Task instructions:
For the records below, say how many lines contain the string "badge". Give the number only.

Material provided:
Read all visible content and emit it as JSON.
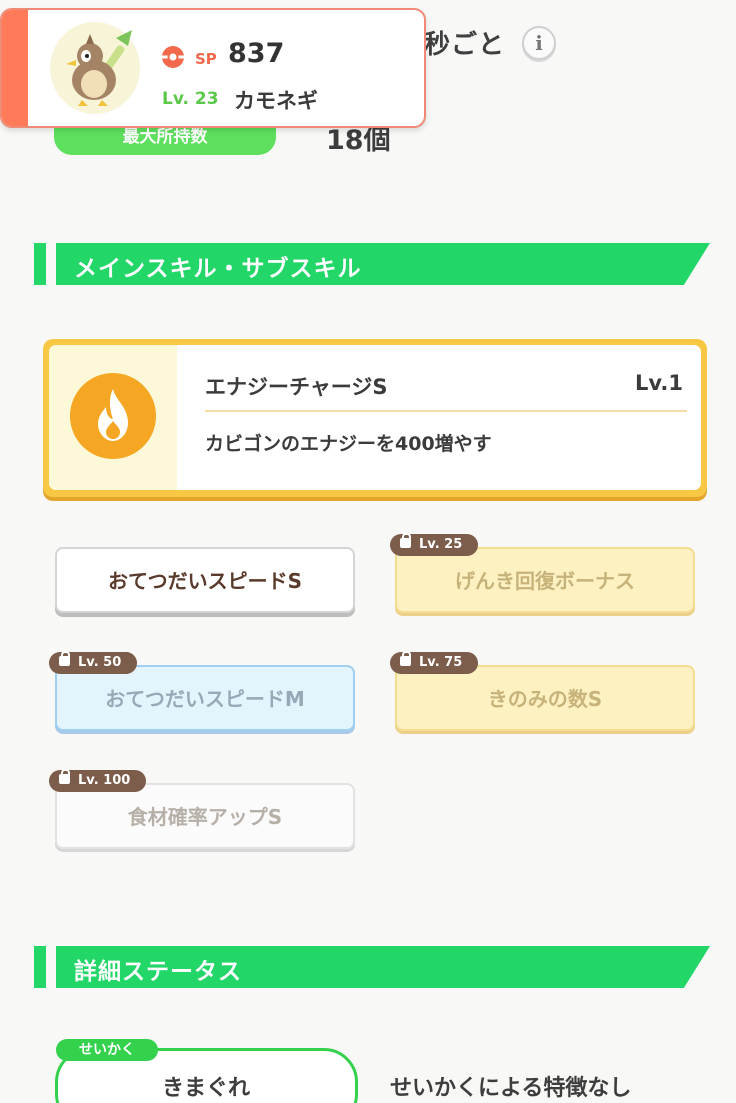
{
  "header": {
    "help_text": "秒ごと",
    "info_icon": "info-icon",
    "max_label": "最大所持数",
    "max_value": "18個"
  },
  "pokemon": {
    "sp_label": "SP",
    "sp_value": "837",
    "level": "Lv. 23",
    "name": "カモネギ",
    "accent_color": "#ff7a58"
  },
  "sections": {
    "skills_title": "メインスキル・サブスキル",
    "status_title": "詳細ステータス"
  },
  "main_skill": {
    "name": "エナジーチャージS",
    "level": "Lv.1",
    "description": "カビゴンのエナジーを400増やす",
    "icon": "fire-icon"
  },
  "sub_skills": [
    {
      "label": "おてつだいスピードS",
      "badge": ""
    },
    {
      "label": "げんき回復ボーナス",
      "badge": "Lv. 25"
    },
    {
      "label": "おてつだいスピードM",
      "badge": "Lv. 50"
    },
    {
      "label": "きのみの数S",
      "badge": "Lv. 75"
    },
    {
      "label": "食材確率アップS",
      "badge": "Lv. 100"
    }
  ],
  "nature": {
    "tag": "せいかく",
    "value": "きまぐれ",
    "description": "せいかくによる特徴なし"
  }
}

Output of the task:
5